*** DATA SHOWN ***
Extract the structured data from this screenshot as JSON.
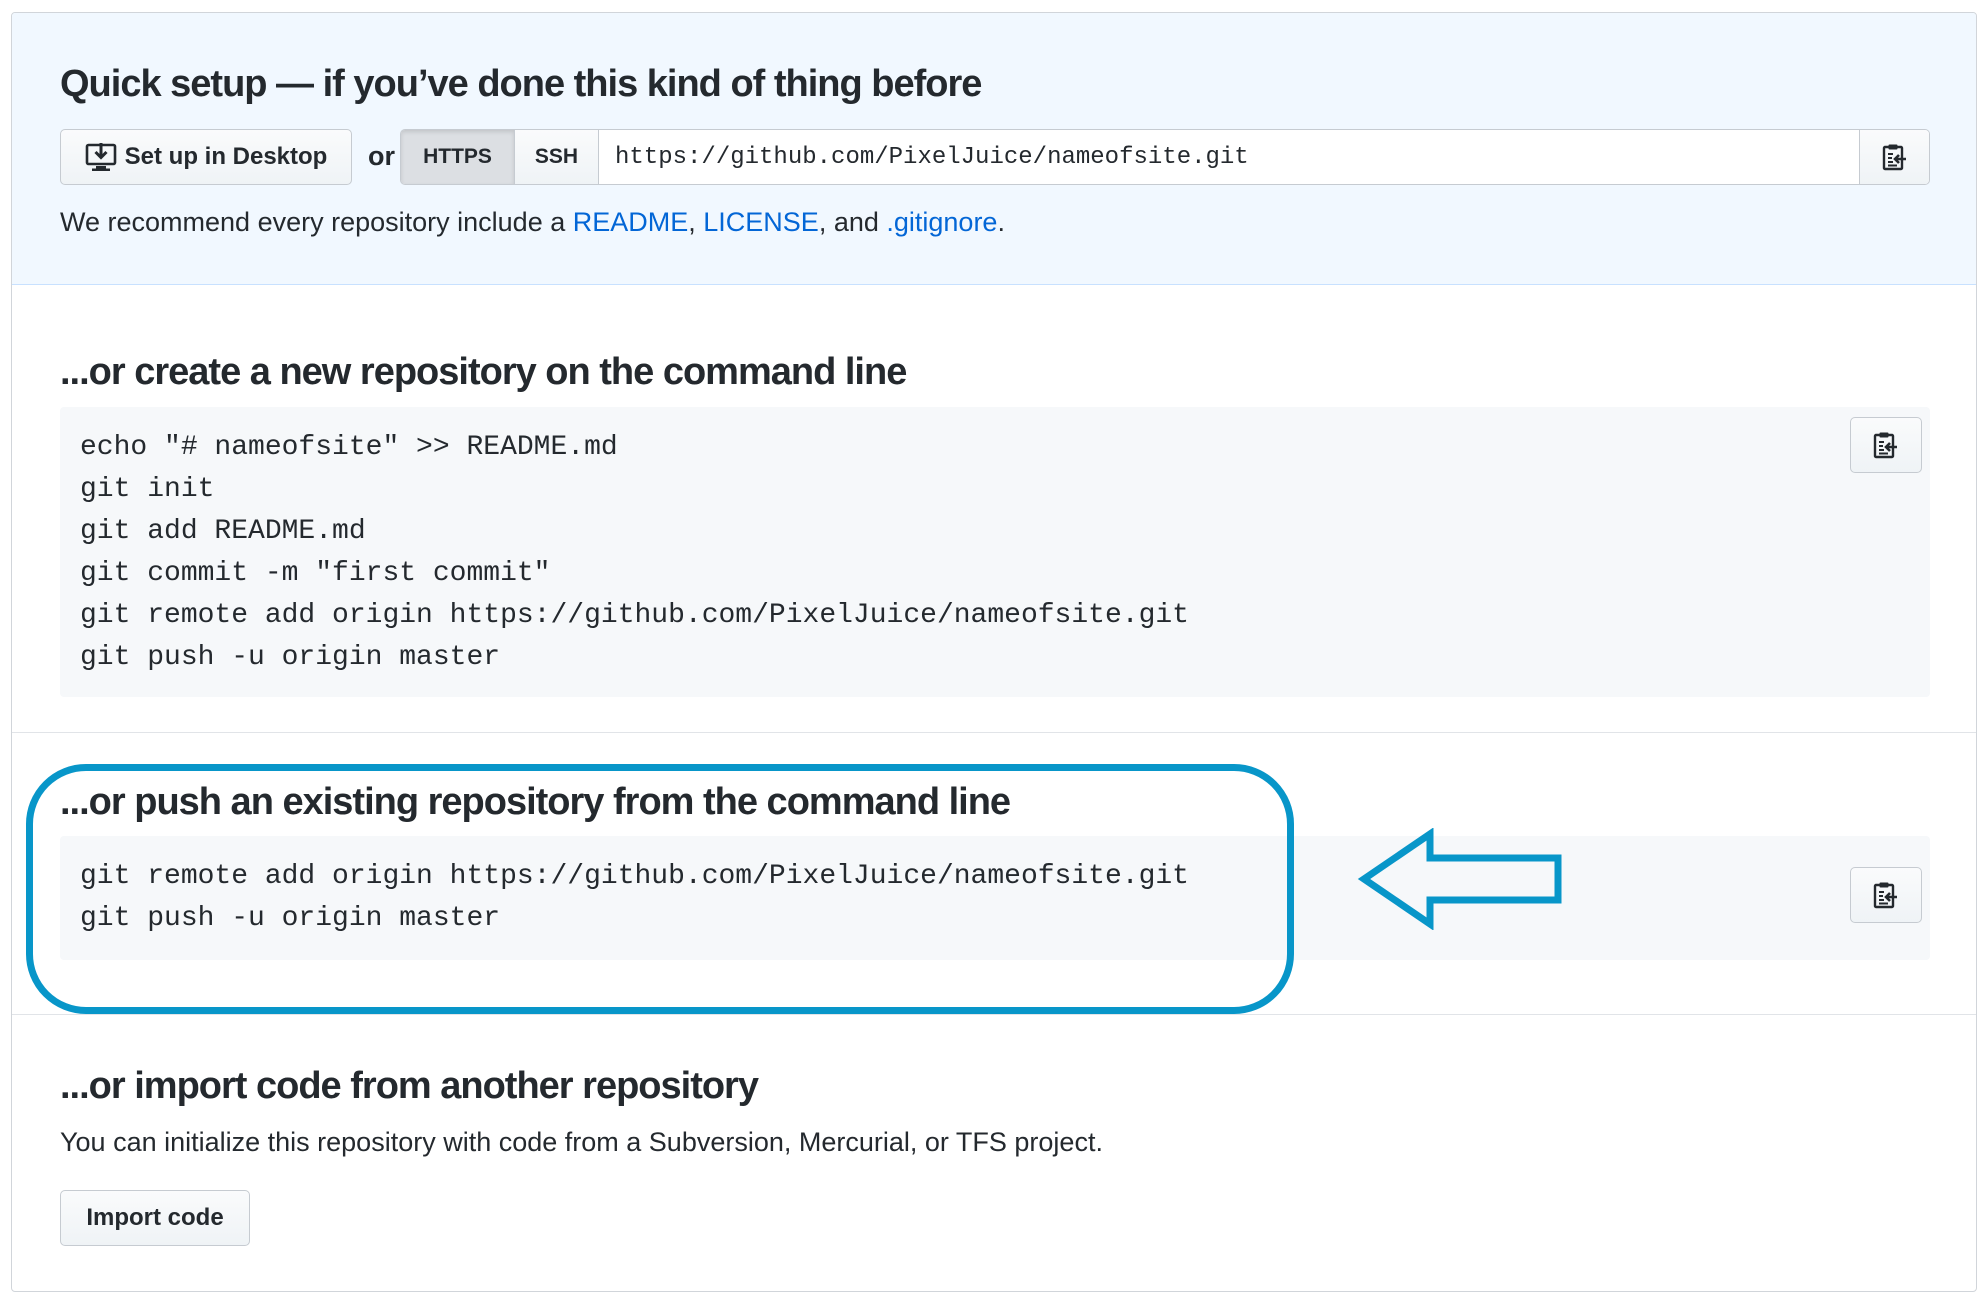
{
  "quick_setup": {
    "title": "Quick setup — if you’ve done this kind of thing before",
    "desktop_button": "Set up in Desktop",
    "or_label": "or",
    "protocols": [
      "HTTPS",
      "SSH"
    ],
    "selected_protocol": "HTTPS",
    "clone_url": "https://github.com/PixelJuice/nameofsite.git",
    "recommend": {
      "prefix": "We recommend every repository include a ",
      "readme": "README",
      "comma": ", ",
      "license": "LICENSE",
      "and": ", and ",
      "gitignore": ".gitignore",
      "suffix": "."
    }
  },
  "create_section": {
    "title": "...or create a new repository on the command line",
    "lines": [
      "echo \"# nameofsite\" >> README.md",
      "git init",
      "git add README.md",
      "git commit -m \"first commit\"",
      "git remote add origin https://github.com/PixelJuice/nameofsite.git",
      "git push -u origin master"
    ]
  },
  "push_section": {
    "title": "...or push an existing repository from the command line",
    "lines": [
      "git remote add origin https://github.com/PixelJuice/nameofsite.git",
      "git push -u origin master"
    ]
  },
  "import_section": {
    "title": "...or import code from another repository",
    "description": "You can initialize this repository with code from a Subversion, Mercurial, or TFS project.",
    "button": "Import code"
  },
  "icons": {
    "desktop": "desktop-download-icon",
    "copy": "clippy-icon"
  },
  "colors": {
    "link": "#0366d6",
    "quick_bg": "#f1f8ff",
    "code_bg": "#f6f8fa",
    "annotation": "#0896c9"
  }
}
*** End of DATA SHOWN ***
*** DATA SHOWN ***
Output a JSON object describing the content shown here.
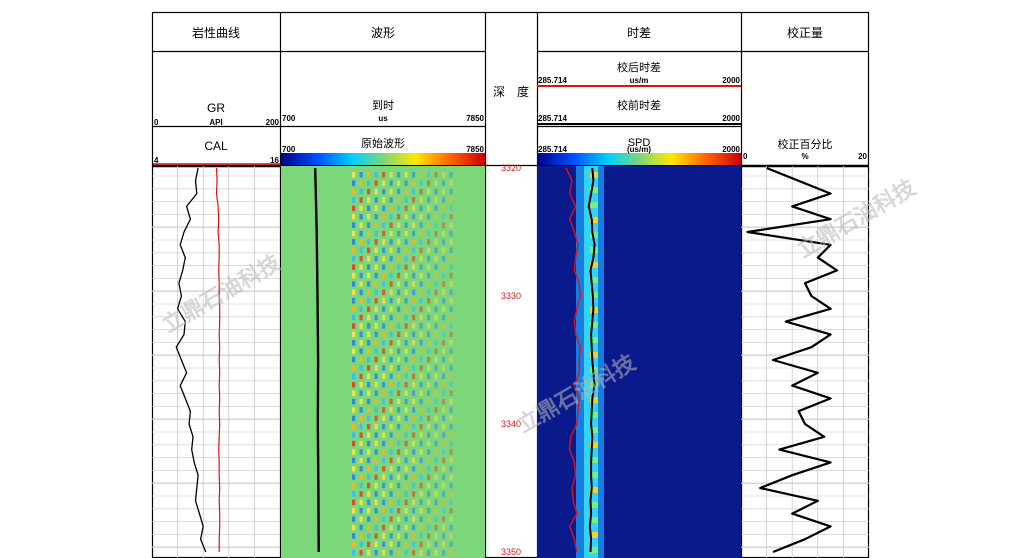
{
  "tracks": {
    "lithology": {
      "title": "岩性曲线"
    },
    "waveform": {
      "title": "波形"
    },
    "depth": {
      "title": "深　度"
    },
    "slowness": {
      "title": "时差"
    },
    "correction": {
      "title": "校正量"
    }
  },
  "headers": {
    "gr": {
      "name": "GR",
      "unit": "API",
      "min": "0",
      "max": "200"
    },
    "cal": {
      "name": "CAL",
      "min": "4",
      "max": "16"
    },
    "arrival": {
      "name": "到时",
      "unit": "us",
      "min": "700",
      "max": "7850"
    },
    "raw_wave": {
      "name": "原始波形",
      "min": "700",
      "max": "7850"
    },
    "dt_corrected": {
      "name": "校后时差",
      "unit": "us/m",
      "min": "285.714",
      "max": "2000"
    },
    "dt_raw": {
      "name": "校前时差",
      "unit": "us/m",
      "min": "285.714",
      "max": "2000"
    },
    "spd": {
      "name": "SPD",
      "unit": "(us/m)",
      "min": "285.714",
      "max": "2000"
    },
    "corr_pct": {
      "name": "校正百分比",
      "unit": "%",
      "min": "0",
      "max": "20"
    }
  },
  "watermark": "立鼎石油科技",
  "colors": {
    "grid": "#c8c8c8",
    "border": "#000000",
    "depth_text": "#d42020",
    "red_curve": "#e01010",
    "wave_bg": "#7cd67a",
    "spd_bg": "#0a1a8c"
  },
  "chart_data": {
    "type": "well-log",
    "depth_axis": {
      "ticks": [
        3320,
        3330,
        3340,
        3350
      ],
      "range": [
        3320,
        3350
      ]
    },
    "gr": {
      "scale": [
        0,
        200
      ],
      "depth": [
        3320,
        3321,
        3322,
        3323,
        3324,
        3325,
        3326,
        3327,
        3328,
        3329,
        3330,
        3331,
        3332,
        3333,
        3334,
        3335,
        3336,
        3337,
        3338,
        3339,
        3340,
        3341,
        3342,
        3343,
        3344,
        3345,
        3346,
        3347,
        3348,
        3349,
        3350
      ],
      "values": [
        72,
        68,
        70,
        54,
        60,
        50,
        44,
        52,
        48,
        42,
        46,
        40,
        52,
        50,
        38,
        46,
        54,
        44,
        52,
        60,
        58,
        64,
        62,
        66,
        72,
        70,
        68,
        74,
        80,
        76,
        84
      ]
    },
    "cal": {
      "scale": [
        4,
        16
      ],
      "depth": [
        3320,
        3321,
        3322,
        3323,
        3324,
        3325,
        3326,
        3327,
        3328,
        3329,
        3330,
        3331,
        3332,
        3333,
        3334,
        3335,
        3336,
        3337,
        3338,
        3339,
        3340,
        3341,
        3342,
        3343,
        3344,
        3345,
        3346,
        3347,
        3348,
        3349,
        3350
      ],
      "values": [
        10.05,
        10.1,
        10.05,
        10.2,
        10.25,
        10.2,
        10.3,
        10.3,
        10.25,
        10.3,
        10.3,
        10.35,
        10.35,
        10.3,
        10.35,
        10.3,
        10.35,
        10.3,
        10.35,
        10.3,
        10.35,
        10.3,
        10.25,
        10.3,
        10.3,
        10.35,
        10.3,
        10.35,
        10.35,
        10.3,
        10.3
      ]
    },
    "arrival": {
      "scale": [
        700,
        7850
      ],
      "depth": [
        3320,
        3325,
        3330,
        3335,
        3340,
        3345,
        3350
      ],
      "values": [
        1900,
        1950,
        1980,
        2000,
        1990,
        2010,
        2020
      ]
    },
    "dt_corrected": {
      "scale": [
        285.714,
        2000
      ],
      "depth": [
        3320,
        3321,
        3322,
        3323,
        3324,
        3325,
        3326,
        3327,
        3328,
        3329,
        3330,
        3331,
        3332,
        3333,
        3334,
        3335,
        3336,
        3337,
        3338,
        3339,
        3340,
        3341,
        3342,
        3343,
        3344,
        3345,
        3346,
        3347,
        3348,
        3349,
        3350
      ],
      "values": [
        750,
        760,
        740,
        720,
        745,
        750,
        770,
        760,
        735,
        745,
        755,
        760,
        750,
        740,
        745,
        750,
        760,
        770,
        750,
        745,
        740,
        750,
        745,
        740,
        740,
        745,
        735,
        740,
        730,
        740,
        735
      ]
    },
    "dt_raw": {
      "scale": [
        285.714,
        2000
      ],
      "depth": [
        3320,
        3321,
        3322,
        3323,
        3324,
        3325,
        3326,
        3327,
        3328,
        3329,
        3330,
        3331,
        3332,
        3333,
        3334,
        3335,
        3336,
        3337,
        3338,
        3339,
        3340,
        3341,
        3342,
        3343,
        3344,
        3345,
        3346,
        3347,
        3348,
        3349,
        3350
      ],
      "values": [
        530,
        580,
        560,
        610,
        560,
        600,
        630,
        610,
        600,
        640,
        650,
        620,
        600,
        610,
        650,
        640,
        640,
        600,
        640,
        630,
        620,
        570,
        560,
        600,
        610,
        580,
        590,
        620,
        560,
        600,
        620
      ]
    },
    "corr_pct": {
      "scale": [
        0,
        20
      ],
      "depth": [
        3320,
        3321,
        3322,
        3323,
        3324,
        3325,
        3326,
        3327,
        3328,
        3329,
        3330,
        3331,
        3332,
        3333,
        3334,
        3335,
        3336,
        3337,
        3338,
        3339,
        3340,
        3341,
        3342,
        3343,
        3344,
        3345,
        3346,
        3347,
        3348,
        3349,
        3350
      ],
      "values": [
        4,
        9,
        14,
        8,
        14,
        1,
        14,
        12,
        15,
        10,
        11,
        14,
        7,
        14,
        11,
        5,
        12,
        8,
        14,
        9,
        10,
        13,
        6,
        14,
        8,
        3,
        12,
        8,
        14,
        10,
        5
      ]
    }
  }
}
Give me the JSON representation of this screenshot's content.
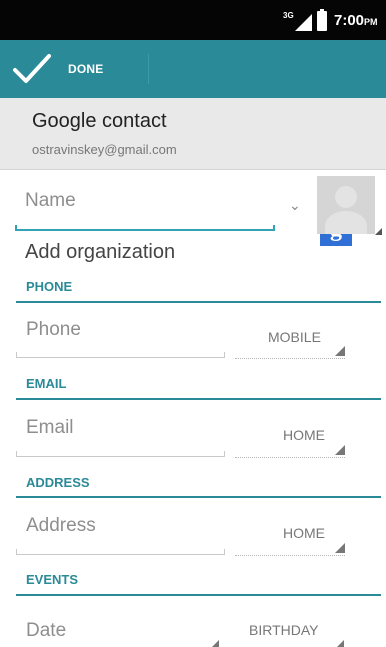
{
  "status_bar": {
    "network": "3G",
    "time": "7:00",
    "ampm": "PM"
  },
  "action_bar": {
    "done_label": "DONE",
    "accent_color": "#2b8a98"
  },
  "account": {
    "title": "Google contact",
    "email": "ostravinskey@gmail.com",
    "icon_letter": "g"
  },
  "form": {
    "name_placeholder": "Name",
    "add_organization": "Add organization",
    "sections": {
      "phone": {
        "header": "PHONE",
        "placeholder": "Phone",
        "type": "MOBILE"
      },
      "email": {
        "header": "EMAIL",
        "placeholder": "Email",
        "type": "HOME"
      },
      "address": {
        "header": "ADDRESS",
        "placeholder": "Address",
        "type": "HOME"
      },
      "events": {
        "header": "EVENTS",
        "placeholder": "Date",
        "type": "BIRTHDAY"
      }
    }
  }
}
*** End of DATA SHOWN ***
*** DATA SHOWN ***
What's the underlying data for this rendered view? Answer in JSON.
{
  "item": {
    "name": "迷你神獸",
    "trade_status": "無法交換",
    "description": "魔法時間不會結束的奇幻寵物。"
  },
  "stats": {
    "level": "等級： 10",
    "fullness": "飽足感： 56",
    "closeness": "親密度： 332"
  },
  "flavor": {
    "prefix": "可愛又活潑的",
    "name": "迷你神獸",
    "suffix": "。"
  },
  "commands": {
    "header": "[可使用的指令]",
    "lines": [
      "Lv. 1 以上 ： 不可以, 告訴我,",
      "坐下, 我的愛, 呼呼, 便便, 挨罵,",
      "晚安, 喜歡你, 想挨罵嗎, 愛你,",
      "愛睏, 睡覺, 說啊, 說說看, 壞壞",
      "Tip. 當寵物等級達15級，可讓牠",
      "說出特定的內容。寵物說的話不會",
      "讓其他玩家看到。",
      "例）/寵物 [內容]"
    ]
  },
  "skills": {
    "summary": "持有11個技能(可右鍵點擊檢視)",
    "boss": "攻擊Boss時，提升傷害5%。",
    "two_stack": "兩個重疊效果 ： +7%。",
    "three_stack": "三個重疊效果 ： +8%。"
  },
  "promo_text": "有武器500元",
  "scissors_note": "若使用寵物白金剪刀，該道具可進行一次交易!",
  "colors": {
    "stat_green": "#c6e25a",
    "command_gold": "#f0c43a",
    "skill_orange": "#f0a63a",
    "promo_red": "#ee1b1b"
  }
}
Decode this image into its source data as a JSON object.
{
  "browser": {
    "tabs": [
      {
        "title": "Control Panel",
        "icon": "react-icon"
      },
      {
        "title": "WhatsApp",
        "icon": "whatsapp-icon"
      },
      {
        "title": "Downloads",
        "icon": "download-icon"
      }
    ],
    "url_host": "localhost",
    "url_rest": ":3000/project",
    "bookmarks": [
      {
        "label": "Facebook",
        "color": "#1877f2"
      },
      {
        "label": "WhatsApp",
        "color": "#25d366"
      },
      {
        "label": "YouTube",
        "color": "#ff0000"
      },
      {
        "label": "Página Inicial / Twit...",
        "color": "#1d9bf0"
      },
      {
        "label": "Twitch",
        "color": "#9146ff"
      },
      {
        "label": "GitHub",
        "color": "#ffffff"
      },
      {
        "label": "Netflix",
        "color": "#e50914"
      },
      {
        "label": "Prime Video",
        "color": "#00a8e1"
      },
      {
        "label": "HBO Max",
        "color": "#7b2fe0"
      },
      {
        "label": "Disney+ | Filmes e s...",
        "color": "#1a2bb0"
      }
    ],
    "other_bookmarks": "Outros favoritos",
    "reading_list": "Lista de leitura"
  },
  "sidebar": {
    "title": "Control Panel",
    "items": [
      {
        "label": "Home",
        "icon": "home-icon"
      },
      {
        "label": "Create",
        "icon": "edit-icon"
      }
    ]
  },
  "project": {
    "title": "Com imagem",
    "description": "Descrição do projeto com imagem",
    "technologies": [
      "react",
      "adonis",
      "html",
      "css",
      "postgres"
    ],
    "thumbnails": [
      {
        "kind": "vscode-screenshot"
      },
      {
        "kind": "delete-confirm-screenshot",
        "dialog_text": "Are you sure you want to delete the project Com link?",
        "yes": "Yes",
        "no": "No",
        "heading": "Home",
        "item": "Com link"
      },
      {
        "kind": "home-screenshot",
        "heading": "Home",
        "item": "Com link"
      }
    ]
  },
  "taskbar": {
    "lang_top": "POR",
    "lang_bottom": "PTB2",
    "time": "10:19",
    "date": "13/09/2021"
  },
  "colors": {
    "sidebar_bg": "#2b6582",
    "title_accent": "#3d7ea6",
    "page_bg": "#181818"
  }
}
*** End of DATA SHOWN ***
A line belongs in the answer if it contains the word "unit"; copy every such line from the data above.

■ RESPONSE TO THIS EXERCISE
      "unit": "API",
      "unit": "us",
      "unit": "us/m",
      "unit": "us/m",
      "unit": "(us/m)",
      "unit": "%",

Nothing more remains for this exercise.